Businesspeople should think more like scientists, where failures present opportunities for solutions03 May 2023
Moira Gilchrist, Vice President, Strategic and Scientific Communications, Philip Morris International
As business leaders, it’s easy to feel uncomfortable talking about failure. But why? Is it because we fear it will be perceived as a weakness, or that our mistakes will suggest we’re not a source of good ideas?
The truth is, success feeds off failure. Behind every great idea are prototypes that didn’t work but led to open-minded investigations, building the foundations for the innovation that triumphed.
Failures are part of the process. What counts is how we turn a problem into a solution.
Experiment, evaluate, improve
I’m a scientist, even though I now work in communications. I trained as a pharmacist and worked for many years in ‘pharma.’ And I soon learned that failure is a fundamental part of the scientific process.
In fact, in science we don’t call it failure, we call it experimentation.
We start with a theory, and then experiment to prove whether it’s correct or not. When it’s not, we go back to the drawing board, make the necessary changes, and try again.
Behind any scientific success story is a scientist who worked to overcome failure through learning, creating, changing, and following what the evidence revealed.
So, far from seeing failure as something to be ashamed of, scientists recognize and celebrate it as the backbone on which great science is built.

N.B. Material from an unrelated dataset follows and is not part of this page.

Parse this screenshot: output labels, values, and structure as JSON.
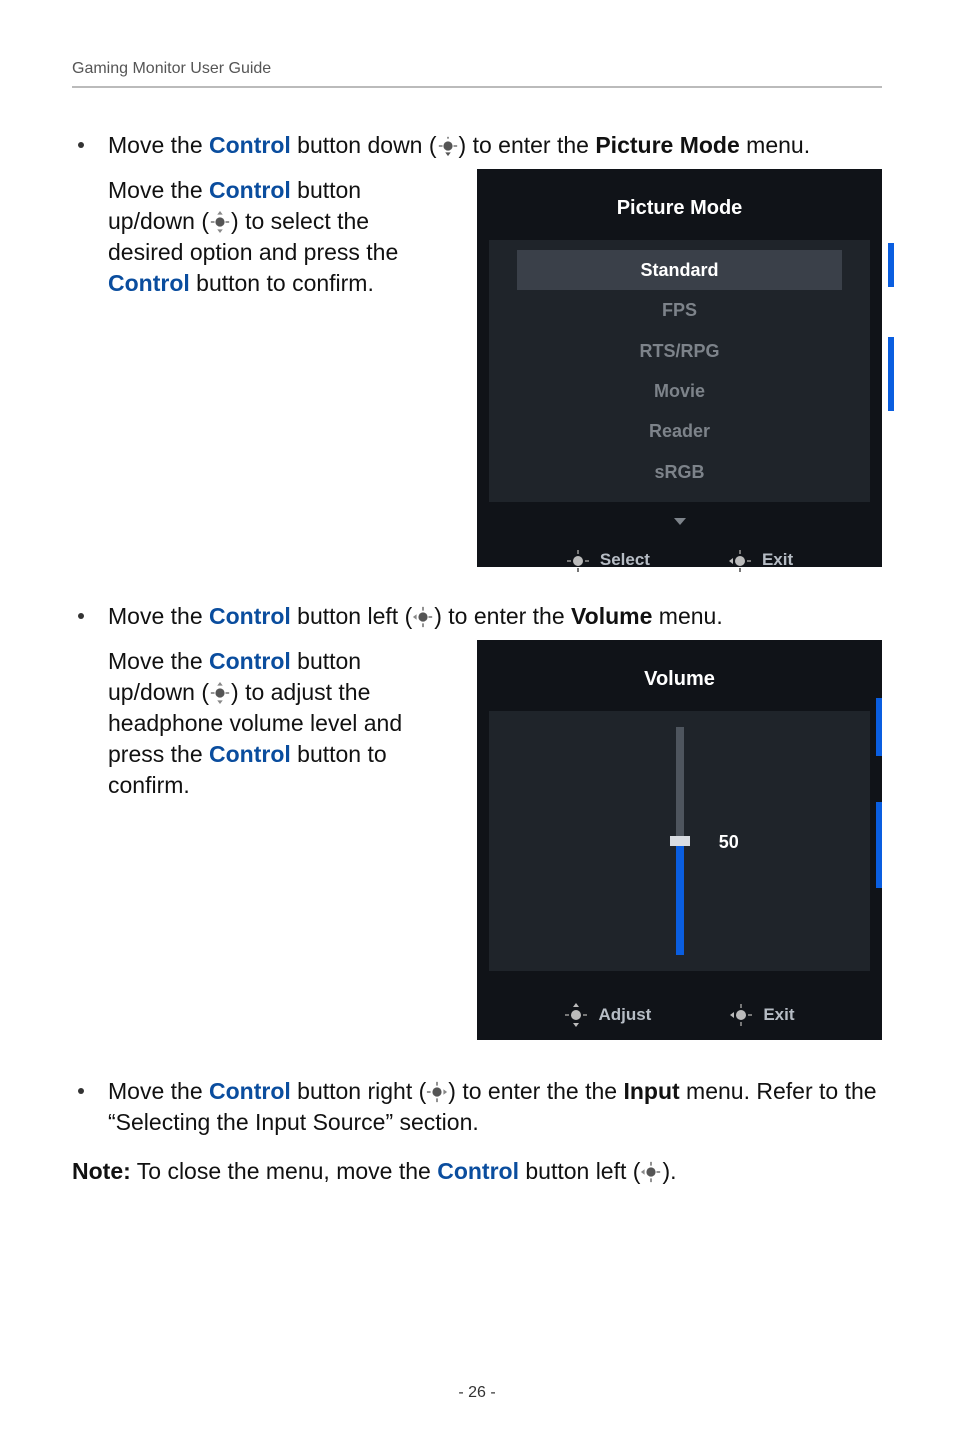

Business leaders who understand the value of the scientific process acknowledge the role of failure in their success stories. And it’s refreshing to hear that.
Bill Gates wrote in his book, ‘Business @ the Speed of Thought’: “Once you embrace unpleasant news not as negative but as evidence of a need for change, you aren’t defeated by it. You’re learning from it. It’s all in how you approach failures. And believe me, we know a lot about failures at Microsoft.”
Tim Cook has been a key player in the meteoric rise of Apple, but for every successful product, he admits there have been many that didn’t make the cut.
In a 2021 interview, he said: “Failing is a part of life. And it’s a part of [life] whether you’re a new company, a startup, or you’re a company that’s been around for a while. If you’re not failing, you’re not trying enough different things.”
The science and experimentation behind our work
As my career has developed, I still apply that analytical curiosity to whatever project I’m working on—trial and error, experimentation, and constant learning.
At Philip Morris International, science sits at the core of our business transformation. My company recognizes the importance of taking risks and learning from mistakes—two concepts that are at the heart of innovation.
Our portfolio of smoke-free products is the result of 30 years of research and development, more than USD 10.5 billion in investment since 2008, and the work of hundreds of leading scientists and engineers at our R&D center in Switzerland.
We trust the science behind our products because we’ve reviewed the evidence. But it’s important that people don’t just take our word for it. At PMI, we practice what we call aggressive transparency in our findings and research protocols. This means we appeal for others to scrutinize our processes and data—and invite fact-based conversation around the products driving our business ambitions.
Our science shows that PMI’s smoke-free products, while not risk-free, are a much better choice than cigarettes for adults who would otherwise continue to smoke.
This is perhaps the most beautiful thing about science—that, when built on robust foundations and steered by tenacious and talented people who don’t fear failure, it can lead to innovations capable of changing the world.